* WORK TO COMPLETE
Give back each line of the data exactly as it reads, minus the pictures.

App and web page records
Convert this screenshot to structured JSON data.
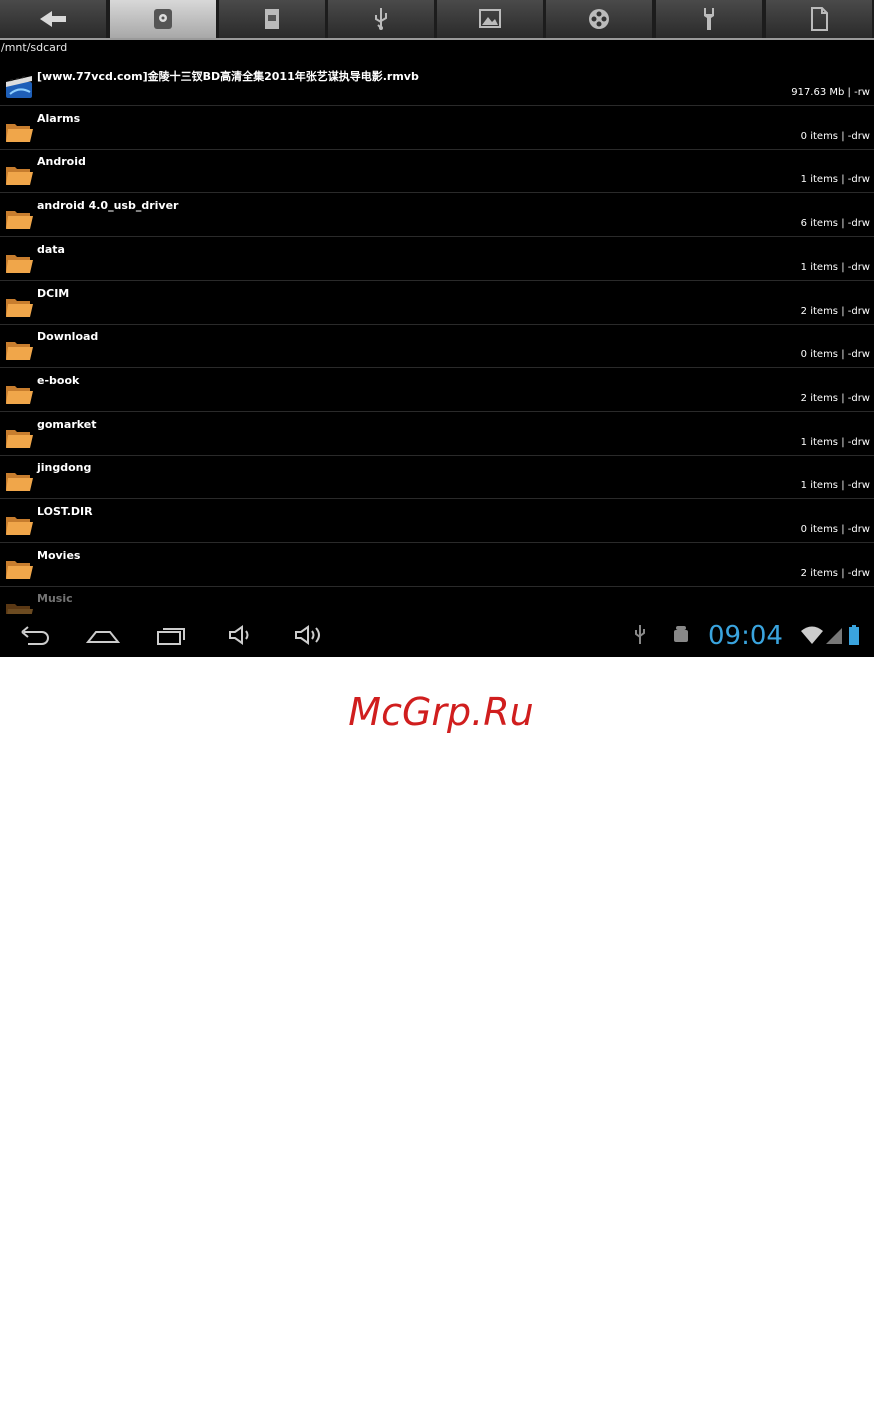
{
  "toolbar": {
    "buttons": [
      {
        "icon": "back-arrow-icon",
        "active": false
      },
      {
        "icon": "internal-storage-icon",
        "active": true
      },
      {
        "icon": "sd-card-icon",
        "active": false
      },
      {
        "icon": "usb-icon",
        "active": false
      },
      {
        "icon": "image-icon",
        "active": false
      },
      {
        "icon": "film-reel-icon",
        "active": false
      },
      {
        "icon": "wrench-icon",
        "active": false
      },
      {
        "icon": "document-icon",
        "active": false
      }
    ]
  },
  "path": "/mnt/sdcard",
  "files": [
    {
      "name": "[www.77vcd.com]金陵十三钗BD高清全集2011年张艺谋执导电影.rmvb",
      "meta": "917.63 Mb  | -rw",
      "type": "video"
    },
    {
      "name": "Alarms",
      "meta": "0 items | -drw",
      "type": "folder"
    },
    {
      "name": "Android",
      "meta": "1 items | -drw",
      "type": "folder"
    },
    {
      "name": "android 4.0_usb_driver",
      "meta": "6 items | -drw",
      "type": "folder"
    },
    {
      "name": "data",
      "meta": "1 items | -drw",
      "type": "folder"
    },
    {
      "name": "DCIM",
      "meta": "2 items | -drw",
      "type": "folder"
    },
    {
      "name": "Download",
      "meta": "0 items | -drw",
      "type": "folder"
    },
    {
      "name": "e-book",
      "meta": "2 items | -drw",
      "type": "folder"
    },
    {
      "name": "gomarket",
      "meta": "1 items | -drw",
      "type": "folder"
    },
    {
      "name": "jingdong",
      "meta": "1 items | -drw",
      "type": "folder"
    },
    {
      "name": "LOST.DIR",
      "meta": "0 items | -drw",
      "type": "folder"
    },
    {
      "name": "Movies",
      "meta": "2 items | -drw",
      "type": "folder"
    },
    {
      "name": "Music",
      "meta": "",
      "type": "folder"
    }
  ],
  "status": {
    "time": "09:04"
  },
  "watermark": "McGrp.Ru",
  "colors": {
    "clock": "#3aa4de",
    "folder": "#f0a64a",
    "watermark": "#d01e1e"
  }
}
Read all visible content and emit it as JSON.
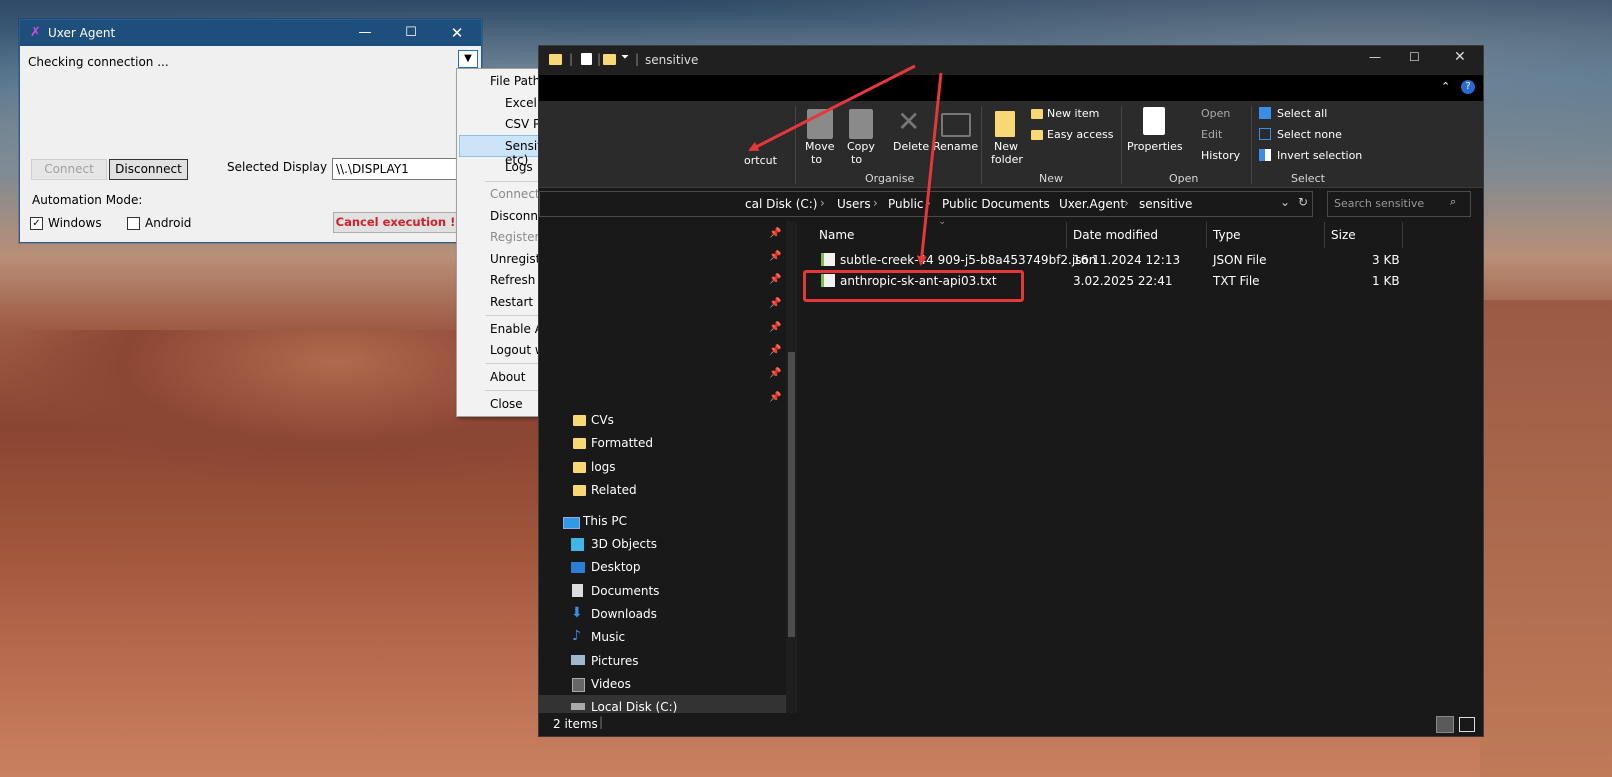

* OUTPUT BELOW
Convert this screenshot to structured JSON data.
{
  "toolbar": {
    "buttons": [
      {
        "icon": "back-arrow-icon",
        "active": false
      },
      {
        "icon": "internal-storage-icon",
        "active": true
      },
      {
        "icon": "sd-card-icon",
        "active": false
      },
      {
        "icon": "usb-icon",
        "active": false
      },
      {
        "icon": "image-icon",
        "active": false
      },
      {
        "icon": "film-reel-icon",
        "active": false
      },
      {
        "icon": "wrench-icon",
        "active": false
      },
      {
        "icon": "document-icon",
        "active": false
      }
    ]
  },
  "path": "/mnt/sdcard",
  "files": [
    {
      "name": "[www.77vcd.com]金陵十三钗BD高清全集2011年张艺谋执导电影.rmvb",
      "meta": "917.63 Mb  | -rw",
      "type": "video"
    },
    {
      "name": "Alarms",
      "meta": "0 items | -drw",
      "type": "folder"
    },
    {
      "name": "Android",
      "meta": "1 items | -drw",
      "type": "folder"
    },
    {
      "name": "android 4.0_usb_driver",
      "meta": "6 items | -drw",
      "type": "folder"
    },
    {
      "name": "data",
      "meta": "1 items | -drw",
      "type": "folder"
    },
    {
      "name": "DCIM",
      "meta": "2 items | -drw",
      "type": "folder"
    },
    {
      "name": "Download",
      "meta": "0 items | -drw",
      "type": "folder"
    },
    {
      "name": "e-book",
      "meta": "2 items | -drw",
      "type": "folder"
    },
    {
      "name": "gomarket",
      "meta": "1 items | -drw",
      "type": "folder"
    },
    {
      "name": "jingdong",
      "meta": "1 items | -drw",
      "type": "folder"
    },
    {
      "name": "LOST.DIR",
      "meta": "0 items | -drw",
      "type": "folder"
    },
    {
      "name": "Movies",
      "meta": "2 items | -drw",
      "type": "folder"
    },
    {
      "name": "Music",
      "meta": "",
      "type": "folder"
    }
  ],
  "status": {
    "time": "09:04"
  },
  "watermark": "McGrp.Ru",
  "colors": {
    "clock": "#3aa4de",
    "folder": "#f0a64a",
    "watermark": "#d01e1e"
  }
}
Read all visible content and emit it as JSON.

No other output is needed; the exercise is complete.